PPS Director Stephen Herron met with the victim's families on Friday morning to inform them of the decision. Herron previously decided to prosecute the former soldier in March 2019.
Soldier F was identified in the Saville report - a public inquiry into the Bloody Sunday killings which stated that the former soldier had shot three people dead on January 30, 1972.
Lord Saville, who chaired the inquiry, imposed a ban on soldiers being referred to by name and recommended that letters be used to refer to former members of the Parachute Regiment.
Saville said in the report that he could confidently identify the soldiers involved in the killings on Bloody Sunday.
Meanwhile, a second former soldier - referred to as "Soldier B" - will not stand trial for the murder of 15-year-old Daniel Hegarty in the Creggan area of Derry during Operation Motorman in 1972.
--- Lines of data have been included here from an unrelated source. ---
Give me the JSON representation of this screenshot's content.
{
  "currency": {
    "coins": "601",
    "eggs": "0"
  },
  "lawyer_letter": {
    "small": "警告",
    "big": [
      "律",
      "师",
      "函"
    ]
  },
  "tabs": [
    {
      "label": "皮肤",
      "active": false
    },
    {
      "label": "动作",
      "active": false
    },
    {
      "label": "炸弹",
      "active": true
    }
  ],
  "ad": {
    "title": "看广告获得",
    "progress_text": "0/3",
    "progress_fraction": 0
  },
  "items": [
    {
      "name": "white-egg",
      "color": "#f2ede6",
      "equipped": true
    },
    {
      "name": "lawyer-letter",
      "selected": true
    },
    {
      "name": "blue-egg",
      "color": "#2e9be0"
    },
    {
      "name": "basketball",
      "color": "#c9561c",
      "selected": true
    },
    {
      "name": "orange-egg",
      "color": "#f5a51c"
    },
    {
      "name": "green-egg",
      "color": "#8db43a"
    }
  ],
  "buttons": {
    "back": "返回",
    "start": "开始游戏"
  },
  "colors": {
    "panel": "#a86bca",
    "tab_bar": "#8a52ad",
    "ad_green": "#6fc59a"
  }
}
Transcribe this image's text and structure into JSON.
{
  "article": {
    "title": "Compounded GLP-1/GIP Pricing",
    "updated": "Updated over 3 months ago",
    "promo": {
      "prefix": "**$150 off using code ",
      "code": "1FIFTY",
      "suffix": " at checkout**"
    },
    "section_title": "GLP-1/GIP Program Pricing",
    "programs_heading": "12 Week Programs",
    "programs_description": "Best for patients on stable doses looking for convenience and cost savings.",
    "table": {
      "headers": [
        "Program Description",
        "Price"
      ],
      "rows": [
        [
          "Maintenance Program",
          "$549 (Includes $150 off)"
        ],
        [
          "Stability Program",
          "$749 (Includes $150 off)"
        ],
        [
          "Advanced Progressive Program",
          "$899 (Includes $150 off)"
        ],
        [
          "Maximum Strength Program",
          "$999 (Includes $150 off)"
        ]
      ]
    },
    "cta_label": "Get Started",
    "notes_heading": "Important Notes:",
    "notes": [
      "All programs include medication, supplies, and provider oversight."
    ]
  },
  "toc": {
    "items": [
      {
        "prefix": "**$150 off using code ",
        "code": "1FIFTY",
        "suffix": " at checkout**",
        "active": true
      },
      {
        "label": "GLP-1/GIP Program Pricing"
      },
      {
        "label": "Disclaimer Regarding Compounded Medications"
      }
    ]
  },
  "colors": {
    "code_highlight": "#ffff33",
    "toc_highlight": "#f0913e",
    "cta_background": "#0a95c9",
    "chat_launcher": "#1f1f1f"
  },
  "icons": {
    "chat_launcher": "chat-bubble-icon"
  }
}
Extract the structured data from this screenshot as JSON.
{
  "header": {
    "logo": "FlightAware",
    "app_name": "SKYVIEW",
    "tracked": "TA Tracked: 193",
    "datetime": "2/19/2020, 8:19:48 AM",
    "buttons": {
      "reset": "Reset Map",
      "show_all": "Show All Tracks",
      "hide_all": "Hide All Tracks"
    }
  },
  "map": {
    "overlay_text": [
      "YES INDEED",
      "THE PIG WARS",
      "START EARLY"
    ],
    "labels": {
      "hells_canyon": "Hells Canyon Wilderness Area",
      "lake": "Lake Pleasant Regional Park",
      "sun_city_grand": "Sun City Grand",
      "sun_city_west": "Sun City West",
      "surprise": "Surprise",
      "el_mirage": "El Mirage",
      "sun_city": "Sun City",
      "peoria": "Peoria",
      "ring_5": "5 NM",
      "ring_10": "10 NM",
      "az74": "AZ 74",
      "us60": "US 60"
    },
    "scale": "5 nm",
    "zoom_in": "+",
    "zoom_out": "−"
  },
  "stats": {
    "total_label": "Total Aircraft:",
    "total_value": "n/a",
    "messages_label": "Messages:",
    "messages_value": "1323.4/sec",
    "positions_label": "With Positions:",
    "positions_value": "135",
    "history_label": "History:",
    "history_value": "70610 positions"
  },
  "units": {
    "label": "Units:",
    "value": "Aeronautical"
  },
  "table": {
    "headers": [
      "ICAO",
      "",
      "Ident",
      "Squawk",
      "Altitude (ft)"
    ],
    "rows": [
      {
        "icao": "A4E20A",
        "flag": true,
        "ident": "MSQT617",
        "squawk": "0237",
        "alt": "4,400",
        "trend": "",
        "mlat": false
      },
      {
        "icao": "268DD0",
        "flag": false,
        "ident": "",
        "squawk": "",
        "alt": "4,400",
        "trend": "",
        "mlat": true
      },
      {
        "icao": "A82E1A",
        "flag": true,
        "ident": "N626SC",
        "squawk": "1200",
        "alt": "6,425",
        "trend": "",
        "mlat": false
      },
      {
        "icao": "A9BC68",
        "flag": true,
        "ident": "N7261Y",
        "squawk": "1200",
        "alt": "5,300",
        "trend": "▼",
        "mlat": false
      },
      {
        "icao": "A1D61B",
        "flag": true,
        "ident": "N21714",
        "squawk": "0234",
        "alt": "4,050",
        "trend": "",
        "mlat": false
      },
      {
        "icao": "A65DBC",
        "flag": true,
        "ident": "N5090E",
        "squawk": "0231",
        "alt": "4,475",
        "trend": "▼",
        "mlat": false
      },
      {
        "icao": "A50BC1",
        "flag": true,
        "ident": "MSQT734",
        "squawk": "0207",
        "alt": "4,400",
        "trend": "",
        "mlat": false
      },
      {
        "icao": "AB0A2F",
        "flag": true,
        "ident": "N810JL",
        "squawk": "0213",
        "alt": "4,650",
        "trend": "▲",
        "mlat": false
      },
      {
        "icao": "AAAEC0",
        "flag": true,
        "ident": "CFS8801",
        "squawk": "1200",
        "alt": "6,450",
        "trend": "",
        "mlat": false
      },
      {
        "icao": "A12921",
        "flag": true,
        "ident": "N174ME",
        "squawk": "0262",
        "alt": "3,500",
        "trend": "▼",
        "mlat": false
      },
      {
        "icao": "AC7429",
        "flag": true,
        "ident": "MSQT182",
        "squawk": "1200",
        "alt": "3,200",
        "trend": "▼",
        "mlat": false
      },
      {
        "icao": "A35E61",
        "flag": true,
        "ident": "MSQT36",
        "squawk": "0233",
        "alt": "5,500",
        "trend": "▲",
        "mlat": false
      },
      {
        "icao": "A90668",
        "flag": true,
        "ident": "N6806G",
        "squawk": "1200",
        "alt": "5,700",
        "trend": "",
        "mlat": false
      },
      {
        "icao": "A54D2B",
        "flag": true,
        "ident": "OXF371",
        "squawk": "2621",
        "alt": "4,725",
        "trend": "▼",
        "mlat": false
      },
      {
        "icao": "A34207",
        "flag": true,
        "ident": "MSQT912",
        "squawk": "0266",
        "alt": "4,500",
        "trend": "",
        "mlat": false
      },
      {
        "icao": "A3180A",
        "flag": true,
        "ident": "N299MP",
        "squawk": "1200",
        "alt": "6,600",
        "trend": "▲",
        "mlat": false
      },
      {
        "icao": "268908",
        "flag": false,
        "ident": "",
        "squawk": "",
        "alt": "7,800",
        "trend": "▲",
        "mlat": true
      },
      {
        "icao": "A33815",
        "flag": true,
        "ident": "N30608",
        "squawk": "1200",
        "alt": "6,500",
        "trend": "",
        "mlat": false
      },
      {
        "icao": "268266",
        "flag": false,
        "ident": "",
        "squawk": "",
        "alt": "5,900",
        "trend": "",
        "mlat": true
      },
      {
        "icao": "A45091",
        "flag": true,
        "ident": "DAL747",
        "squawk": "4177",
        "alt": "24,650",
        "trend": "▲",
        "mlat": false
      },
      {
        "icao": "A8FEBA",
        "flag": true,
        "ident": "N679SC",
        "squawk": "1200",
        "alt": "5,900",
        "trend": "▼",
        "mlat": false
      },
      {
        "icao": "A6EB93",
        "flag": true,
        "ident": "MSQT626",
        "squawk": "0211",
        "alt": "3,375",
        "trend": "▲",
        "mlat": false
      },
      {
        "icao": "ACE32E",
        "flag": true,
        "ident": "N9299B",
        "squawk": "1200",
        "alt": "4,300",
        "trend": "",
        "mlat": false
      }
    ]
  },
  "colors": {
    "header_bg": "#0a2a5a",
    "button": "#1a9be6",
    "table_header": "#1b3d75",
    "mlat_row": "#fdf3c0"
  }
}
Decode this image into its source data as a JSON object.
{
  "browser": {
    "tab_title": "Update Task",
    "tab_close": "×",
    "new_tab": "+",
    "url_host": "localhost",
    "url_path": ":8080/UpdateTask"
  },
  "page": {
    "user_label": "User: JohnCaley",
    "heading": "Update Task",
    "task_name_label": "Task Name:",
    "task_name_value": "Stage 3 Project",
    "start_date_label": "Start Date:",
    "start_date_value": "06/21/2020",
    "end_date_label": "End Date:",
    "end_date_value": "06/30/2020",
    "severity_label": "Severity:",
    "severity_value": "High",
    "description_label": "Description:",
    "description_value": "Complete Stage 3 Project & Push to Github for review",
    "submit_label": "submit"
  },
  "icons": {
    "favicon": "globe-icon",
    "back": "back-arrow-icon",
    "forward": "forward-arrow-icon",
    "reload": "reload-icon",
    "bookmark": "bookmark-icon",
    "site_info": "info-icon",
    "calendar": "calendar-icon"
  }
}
Hegarty was shot twice in the head and killed when thousands of British soldiers broke through several "no-go areas" established by the IRA in July 1972.
Soldier B was charged with his murder and due to stand trial, but the PPS told Hegarty's family on Friday that there is no longer a reasonable prospect of securing a conviction.
The news comes two months after the case against two former soldiers charged with murder unraveled in Belfast. Soldier A and C were charged with the murder of IRA commander Joe McCann, but the charges were dropped when evidence deemed central to the case was deemed inadmissible in court.
Mr. Justice O'Hara, the trial judge at Belfast Crown Court, ruled that the statements that the former soldiers had given to the Army in 1972 and the Historical Inquiries Team in 2010 were not given under caution and therefore could not be used in court.
Ciarán Shiels said on Friday that the PPS had dropped the charges against Soldier F because of similar reasons.
"The reasons underpinning the PPS decision relate to the admissibility of statements made to the Royal Military Police in 1972 by a number of soldiers who were witnesses to events in Glenfada Park," Shiels said in a statement.
He said that the High Court is currently considering the admissibility of statements made to the Royal Military Police and that the PPS decision was premature.
"The admissibility of RMP statements in relation to the events of Bloody Sunday is a matter already under active consideration by the High Court, which will hear detailed legal argument over five days in September.
"In those circumstances, the decision by the PPS to halt this prosecution is clearly premature in the absence of a High Court ruling on the issue."
In May, the British Government announced controversial measures to introduce a statute of limitations on offenses committed before the signing of the Good Friday Agreement in 1998, limiting the scope of historical prosecutions.